On Doing the Right Thing

Posted on June 17, 2018


Not too long ago I read a sweet piece in the WSJ by the distinguished historian David McCullough’s doctor. One quote struck me as so truth-filled that I share it with you.

“…things worked out [back then],” McCullough said, “because individuals behaved in certain ways, with integrity and resilience.”

I thought, yes, how true. Then McCullough hits a home run. “They figured out how to work with other people, and they tried to do the right thing.”

To do the right thing.  So, being the historian that I am, I thought, who have I studied that “did the right thing?” As I put myself into the company of McCullough, the American historian of my generation who ranks in my top five of those I admire, I thought, well, I do have someone.

Years ago, I ran across a fiery sermon preached in 1511 by a Dominican friar, Antonio de Montesinos, in the newly founded Spanish city of Santo Domingo on the island of Española which today is shared by the Dominican Republic and Haiti.

Later, when teaching at UA, I read excerpts from Montesinos’s sermon when I reached that point in my classes on the conquest of the Americas, and it—invariably–moved my students deeply.

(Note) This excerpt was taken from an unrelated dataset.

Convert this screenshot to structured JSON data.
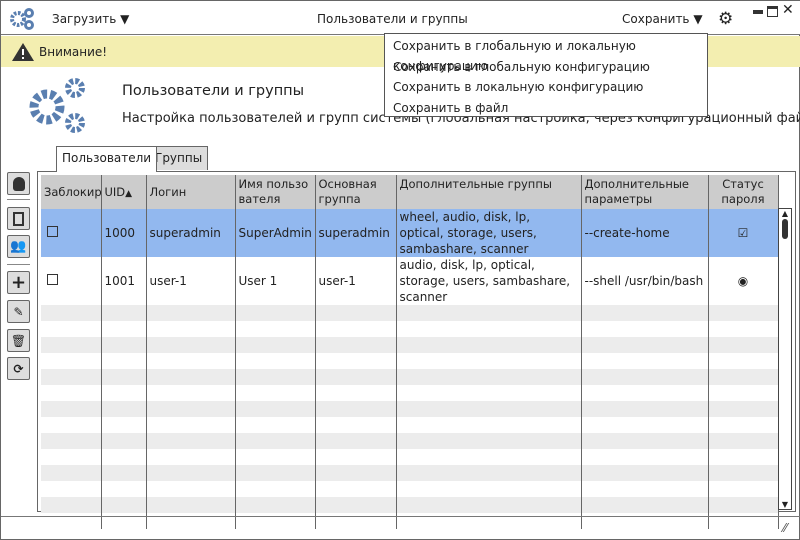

Montesinos took as his Scripture reading from John the Baptist: “In the words of Isaiah the prophet, ‘I am the voice of one calling in the desert, Make straight the way for the Lord.” (John 1:23)

Montesinos was loaded for bear. Both Isaiah and John the Baptist called on people to repent to make way for the coming of the Messiah. Without repentance there was no forgiveness. And without forgiveness, the hardhearted were doomed to eternal perdition.

The Spanish conquistadors of Hispaniola were in danger of eternal damnation if they continued to plague and enslave Indians. They had to be warned, explicitly, with courage and absolute conviction. Montesinos was called upon to do the right thing.

“You are in mortal danger of condemnation,” Montesinos warmed to his message, “not realizing the grave sins you are committing with such insensitivity. You are immersed in them and dying in them.”

“I want you to know that I have come to this pulpit, I who am the voice of Christ on the desert of this island. And you had better pay attention, not just listen, but heed with all your heart and all your mind. For this will be something you never heard before, the hardest, harshest, most terrifying news you ever expected to hear.”

“This voice,” Montesinos started quietly, “says you are in mortal sin. You live and die for the cruelty and tyranny which you inflict on these innocent people.”

“By what right,” Montesinos picked up the strength of his voice, “By what right and by what law do you hold these Indians in such cruel and horrible servitude?”

“By whose authority have you made such detestable war on these people who lived peacefully in their lands?”

“How can you hold them so oppressed and exhausted, without giving them food nor curing their illnesses? They die daily from the work you demand of them.”

“Let me be perfectly clear. You are killing them to get the gold you so crave!”

Momentarily, Montesinos’ hearers were stunned into silence by this prophetic indictment hurled at them.

“And who among you is taking care to teach them about God the creator? Who is baptizing them, leading them to mass, celebrating holidays and Sundays?”

Montesinos thundered from the pulpit. “Are these not men? Do they not have rational souls? Are you not obliged to love them as yourselves! Don’t you understand this? Don’t you see this? How can you be in such a profound and lethargic sleep? Be assured that in your state you can no more be saved than Moors or Turks who lack and don’t want the faith of Jesus Christ.”

The congregation was shocked, then outraged that this Dominican friar was telling them they were no better than infidels, moral Moors, the Spanish word for Muslims in Spain.

When Montesinos finished, he stepped away from the pulpit and left, his head held high among the murmurs and evil looks.

The settlers later went as a group, a mob really, led by the Governor Diego Columbus, to demand a retraction from this rabid priest. They got more than they bargained for, which you can read about in a little book Bartolomé de las Casas and the Conquest of the Americas where the entire story is told.

Montesinos did the right thing.

Published Sunday May 6, 2018 in The Tuscaloosa News as “A powerful lesson on doing the right thing.”